## [Try it]
The records follow. Give them all back exactly.

[Data about app and page elements]
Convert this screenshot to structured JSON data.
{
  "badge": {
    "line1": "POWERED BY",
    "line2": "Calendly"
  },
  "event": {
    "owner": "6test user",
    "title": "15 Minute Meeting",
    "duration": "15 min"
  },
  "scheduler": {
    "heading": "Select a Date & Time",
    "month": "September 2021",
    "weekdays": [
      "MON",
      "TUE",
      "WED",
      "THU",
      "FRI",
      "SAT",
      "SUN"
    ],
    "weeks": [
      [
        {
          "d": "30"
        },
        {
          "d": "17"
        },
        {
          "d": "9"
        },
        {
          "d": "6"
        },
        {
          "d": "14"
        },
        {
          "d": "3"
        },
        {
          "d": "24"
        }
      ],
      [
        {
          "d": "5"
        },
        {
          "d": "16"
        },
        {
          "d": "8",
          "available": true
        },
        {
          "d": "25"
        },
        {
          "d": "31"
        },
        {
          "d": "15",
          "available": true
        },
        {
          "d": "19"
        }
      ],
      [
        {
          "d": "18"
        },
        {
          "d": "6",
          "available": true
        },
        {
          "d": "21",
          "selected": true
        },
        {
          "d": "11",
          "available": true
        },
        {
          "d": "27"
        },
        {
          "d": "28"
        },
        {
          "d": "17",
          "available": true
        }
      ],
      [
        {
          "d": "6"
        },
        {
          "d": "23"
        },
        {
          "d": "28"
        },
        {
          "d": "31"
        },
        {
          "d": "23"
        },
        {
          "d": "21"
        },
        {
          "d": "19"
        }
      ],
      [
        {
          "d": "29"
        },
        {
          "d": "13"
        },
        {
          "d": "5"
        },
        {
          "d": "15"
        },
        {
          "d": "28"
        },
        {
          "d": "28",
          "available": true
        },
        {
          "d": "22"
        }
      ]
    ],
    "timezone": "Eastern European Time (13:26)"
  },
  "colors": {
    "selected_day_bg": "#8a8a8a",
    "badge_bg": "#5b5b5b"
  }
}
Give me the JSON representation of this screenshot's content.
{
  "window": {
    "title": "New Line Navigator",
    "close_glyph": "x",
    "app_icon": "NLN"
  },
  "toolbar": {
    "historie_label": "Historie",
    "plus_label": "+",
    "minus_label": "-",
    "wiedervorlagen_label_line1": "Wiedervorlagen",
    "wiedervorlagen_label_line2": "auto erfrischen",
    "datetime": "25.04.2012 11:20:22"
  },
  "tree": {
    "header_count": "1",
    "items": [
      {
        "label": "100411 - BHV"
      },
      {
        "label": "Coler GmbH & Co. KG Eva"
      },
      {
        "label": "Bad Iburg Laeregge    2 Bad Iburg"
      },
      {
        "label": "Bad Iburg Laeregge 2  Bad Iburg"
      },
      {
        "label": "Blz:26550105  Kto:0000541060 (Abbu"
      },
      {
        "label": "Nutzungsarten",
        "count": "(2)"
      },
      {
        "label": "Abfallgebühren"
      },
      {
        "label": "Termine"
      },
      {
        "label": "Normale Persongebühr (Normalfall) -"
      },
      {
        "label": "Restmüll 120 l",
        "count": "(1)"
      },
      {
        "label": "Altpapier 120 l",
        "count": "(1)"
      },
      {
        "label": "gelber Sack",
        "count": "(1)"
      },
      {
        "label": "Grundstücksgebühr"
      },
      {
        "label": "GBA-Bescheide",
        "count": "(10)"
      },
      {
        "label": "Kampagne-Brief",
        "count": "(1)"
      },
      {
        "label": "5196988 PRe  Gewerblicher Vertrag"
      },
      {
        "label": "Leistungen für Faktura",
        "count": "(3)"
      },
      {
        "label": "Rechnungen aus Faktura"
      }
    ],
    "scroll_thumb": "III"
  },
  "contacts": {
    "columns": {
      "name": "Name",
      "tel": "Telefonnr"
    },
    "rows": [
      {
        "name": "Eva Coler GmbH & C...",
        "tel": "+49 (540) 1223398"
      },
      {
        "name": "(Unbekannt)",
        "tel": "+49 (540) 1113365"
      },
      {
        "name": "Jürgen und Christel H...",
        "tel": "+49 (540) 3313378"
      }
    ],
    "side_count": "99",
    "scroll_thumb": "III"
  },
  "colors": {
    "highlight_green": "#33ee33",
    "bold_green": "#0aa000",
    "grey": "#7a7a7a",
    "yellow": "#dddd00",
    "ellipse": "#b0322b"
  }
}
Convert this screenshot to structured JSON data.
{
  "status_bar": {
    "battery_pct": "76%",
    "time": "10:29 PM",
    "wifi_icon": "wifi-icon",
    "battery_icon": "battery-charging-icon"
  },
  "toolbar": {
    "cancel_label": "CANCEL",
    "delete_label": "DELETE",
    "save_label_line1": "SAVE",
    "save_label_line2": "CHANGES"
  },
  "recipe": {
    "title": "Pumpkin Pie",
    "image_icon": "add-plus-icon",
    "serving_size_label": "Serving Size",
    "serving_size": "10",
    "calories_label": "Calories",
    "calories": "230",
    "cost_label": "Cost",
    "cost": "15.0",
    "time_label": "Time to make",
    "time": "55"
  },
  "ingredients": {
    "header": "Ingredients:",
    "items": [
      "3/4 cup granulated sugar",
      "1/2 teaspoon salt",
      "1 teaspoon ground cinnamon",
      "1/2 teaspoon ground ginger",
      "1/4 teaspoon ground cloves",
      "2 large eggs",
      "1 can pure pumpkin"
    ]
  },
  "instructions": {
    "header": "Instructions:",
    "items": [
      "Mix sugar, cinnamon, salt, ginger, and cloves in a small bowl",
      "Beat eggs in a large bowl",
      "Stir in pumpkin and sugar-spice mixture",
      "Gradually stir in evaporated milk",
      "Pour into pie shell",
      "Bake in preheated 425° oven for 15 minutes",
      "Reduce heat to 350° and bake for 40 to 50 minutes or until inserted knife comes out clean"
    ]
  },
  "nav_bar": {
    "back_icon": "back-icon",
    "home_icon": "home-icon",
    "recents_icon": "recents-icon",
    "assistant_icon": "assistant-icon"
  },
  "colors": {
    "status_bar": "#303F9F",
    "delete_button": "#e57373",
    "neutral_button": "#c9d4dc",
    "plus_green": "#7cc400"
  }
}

## [Finished task]
Convert this screenshot to structured JSON data.
{
  "badge": {
    "line1": "POWERED BY",
    "line2": "Calendly"
  },
  "event": {
    "owner": "6test user",
    "title": "15 Minute Meeting",
    "duration": "15 min"
  },
  "scheduler": {
    "heading": "Select a Date & Time",
    "month": "September 2021",
    "weekdays": [
      "MON",
      "TUE",
      "WED",
      "THU",
      "FRI",
      "SAT",
      "SUN"
    ],
    "weeks": [
      [
        {
          "d": "30"
        },
        {
          "d": "17"
        },
        {
          "d": "9"
        },
        {
          "d": "6"
        },
        {
          "d": "14"
        },
        {
          "d": "3"
        },
        {
          "d": "24"
        }
      ],
      [
        {
          "d": "5"
        },
        {
          "d": "16"
        },
        {
          "d": "8",
          "available": true
        },
        {
          "d": "25"
        },
        {
          "d": "31"
        },
        {
          "d": "15",
          "available": true
        },
        {
          "d": "19"
        }
      ],
      [
        {
          "d": "18"
        },
        {
          "d": "6",
          "available": true
        },
        {
          "d": "21",
          "selected": true
        },
        {
          "d": "11",
          "available": true
        },
        {
          "d": "27"
        },
        {
          "d": "28"
        },
        {
          "d": "17",
          "available": true
        }
      ],
      [
        {
          "d": "6"
        },
        {
          "d": "23"
        },
        {
          "d": "28"
        },
        {
          "d": "31"
        },
        {
          "d": "23"
        },
        {
          "d": "21"
        },
        {
          "d": "19"
        }
      ],
      [
        {
          "d": "29"
        },
        {
          "d": "13"
        },
        {
          "d": "5"
        },
        {
          "d": "15"
        },
        {
          "d": "28"
        },
        {
          "d": "28",
          "available": true
        },
        {
          "d": "22"
        }
      ]
    ],
    "timezone": "Eastern European Time (13:26)"
  },
  "colors": {
    "selected_day_bg": "#8a8a8a",
    "badge_bg": "#5b5b5b"
  }
}
Give me the JSON representation of this screenshot's content.
{
  "window": {
    "title": "New Line Navigator",
    "close_glyph": "x",
    "app_icon": "NLN"
  },
  "toolbar": {
    "historie_label": "Historie",
    "plus_label": "+",
    "minus_label": "-",
    "wiedervorlagen_label_line1": "Wiedervorlagen",
    "wiedervorlagen_label_line2": "auto erfrischen",
    "datetime": "25.04.2012 11:20:22"
  },
  "tree": {
    "header_count": "1",
    "items": [
      {
        "label": "100411 - BHV"
      },
      {
        "label": "Coler GmbH & Co. KG Eva"
      },
      {
        "label": "Bad Iburg Laeregge    2 Bad Iburg"
      },
      {
        "label": "Bad Iburg Laeregge 2  Bad Iburg"
      },
      {
        "label": "Blz:26550105  Kto:0000541060 (Abbu"
      },
      {
        "label": "Nutzungsarten",
        "count": "(2)"
      },
      {
        "label": "Abfallgebühren"
      },
      {
        "label": "Termine"
      },
      {
        "label": "Normale Persongebühr (Normalfall) -"
      },
      {
        "label": "Restmüll 120 l",
        "count": "(1)"
      },
      {
        "label": "Altpapier 120 l",
        "count": "(1)"
      },
      {
        "label": "gelber Sack",
        "count": "(1)"
      },
      {
        "label": "Grundstücksgebühr"
      },
      {
        "label": "GBA-Bescheide",
        "count": "(10)"
      },
      {
        "label": "Kampagne-Brief",
        "count": "(1)"
      },
      {
        "label": "5196988 PRe  Gewerblicher Vertrag"
      },
      {
        "label": "Leistungen für Faktura",
        "count": "(3)"
      },
      {
        "label": "Rechnungen aus Faktura"
      }
    ],
    "scroll_thumb": "III"
  },
  "contacts": {
    "columns": {
      "name": "Name",
      "tel": "Telefonnr"
    },
    "rows": [
      {
        "name": "Eva Coler GmbH & C...",
        "tel": "+49 (540) 1223398"
      },
      {
        "name": "(Unbekannt)",
        "tel": "+49 (540) 1113365"
      },
      {
        "name": "Jürgen und Christel H...",
        "tel": "+49 (540) 3313378"
      }
    ],
    "side_count": "99",
    "scroll_thumb": "III"
  },
  "colors": {
    "highlight_green": "#33ee33",
    "bold_green": "#0aa000",
    "grey": "#7a7a7a",
    "yellow": "#dddd00",
    "ellipse": "#b0322b"
  }
}
Convert this screenshot to structured JSON data.
{
  "status_bar": {
    "battery_pct": "76%",
    "time": "10:29 PM",
    "wifi_icon": "wifi-icon",
    "battery_icon": "battery-charging-icon"
  },
  "toolbar": {
    "cancel_label": "CANCEL",
    "delete_label": "DELETE",
    "save_label_line1": "SAVE",
    "save_label_line2": "CHANGES"
  },
  "recipe": {
    "title": "Pumpkin Pie",
    "image_icon": "add-plus-icon",
    "serving_size_label": "Serving Size",
    "serving_size": "10",
    "calories_label": "Calories",
    "calories": "230",
    "cost_label": "Cost",
    "cost": "15.0",
    "time_label": "Time to make",
    "time": "55"
  },
  "ingredients": {
    "header": "Ingredients:",
    "items": [
      "3/4 cup granulated sugar",
      "1/2 teaspoon salt",
      "1 teaspoon ground cinnamon",
      "1/2 teaspoon ground ginger",
      "1/4 teaspoon ground cloves",
      "2 large eggs",
      "1 can pure pumpkin"
    ]
  },
  "instructions": {
    "header": "Instructions:",
    "items": [
      "Mix sugar, cinnamon, salt, ginger, and cloves in a small bowl",
      "Beat eggs in a large bowl",
      "Stir in pumpkin and sugar-spice mixture",
      "Gradually stir in evaporated milk",
      "Pour into pie shell",
      "Bake in preheated 425° oven for 15 minutes",
      "Reduce heat to 350° and bake for 40 to 50 minutes or until inserted knife comes out clean"
    ]
  },
  "nav_bar": {
    "back_icon": "back-icon",
    "home_icon": "home-icon",
    "recents_icon": "recents-icon",
    "assistant_icon": "assistant-icon"
  },
  "colors": {
    "status_bar": "#303F9F",
    "delete_button": "#e57373",
    "neutral_button": "#c9d4dc",
    "plus_green": "#7cc400"
  }
}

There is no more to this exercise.